A church board is like that. Each person brings business and social skills to the group that widens the appeal and reach of the church. The diversity of the early followers of Christ should be reflected in today’s church board.
Sometimes the very diversity that was evident from the beginning in Jesus’ followers could also be the source of friction. From the beginning of the church, Acts 1:14 tells that “they all joined together constantly in prayer.” The mixed group of elders and ministers need to form themselves around their common goal. They need to make a commitment to work together because of the shared belief that Jesus Christ is Lord of all. It is the common ground on which we can and need to stand united. Building projects will come and go, worship styles will change, but it is vital that the understanding of that core belief remains the basis of the elder/minister team.
A productive team effort is all about building relationships. Elders and ministers, to fulfill their functions, need to build relationships with each other, the church, and the community. It takes time to develop bonds. The nature of the roles of elder and minister assumes that those filling the positions are willing and able to spend time working with others. With their eyes locked on the common goal of building the body of Christ rather than on each other, petty disagreements remain minor. A successful team beats with one heart.
The Bible has a few examples of leaders who were lone agents. John the Baptist and Jonah were among the solitary evangelists. Most of the leaders after the time of Jesus worked with groups, establishing churches in a model of fellowship.
I can imagine conversations between Paul and Barnabas in the bowels of a ship as they made plans to tell the Jews in Cyprus about Jesus fulfilling prophecy. They might have even remembered the proverb saying, “As iron sharpens iron, so one man sharpens another” (Proverbs 27:17). There is a feeling of satisfaction and joy when people work on a project and everyone understands the importance of excellent effort.

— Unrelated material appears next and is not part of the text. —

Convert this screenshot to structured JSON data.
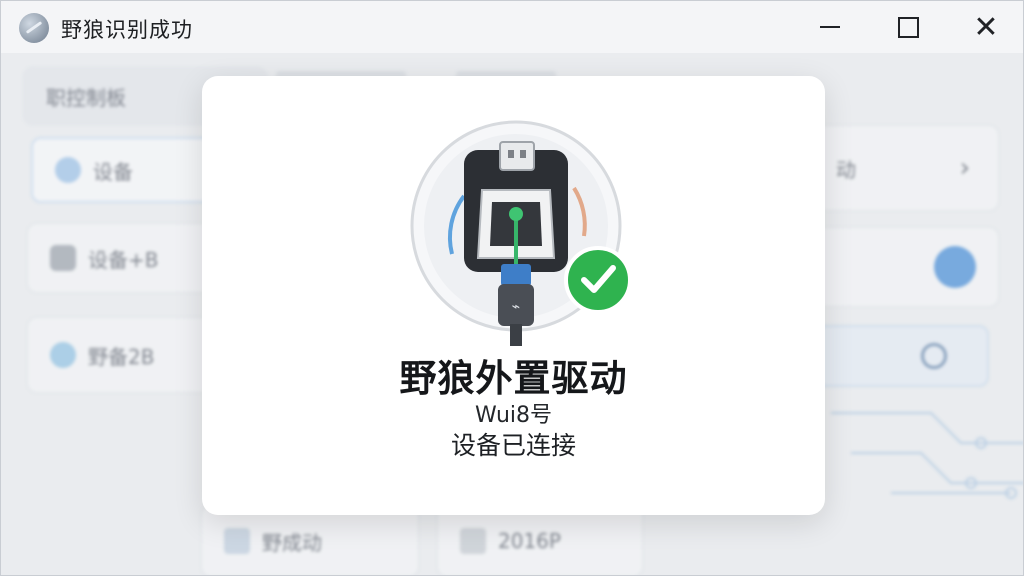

If I were to become a country songwriter (and there is not much chance of that!) I would probably title my first song, “Churches, Don’t Let Your Leaders Grow Up to Be Cowboys!” There is too much at stake for the task to be completed by only one person. Cowboys ride the range alone but shepherds take care of the flock.
Darryl Bolen has served as senior minister with First Christian Church, Greenville, Illinois, since 1977.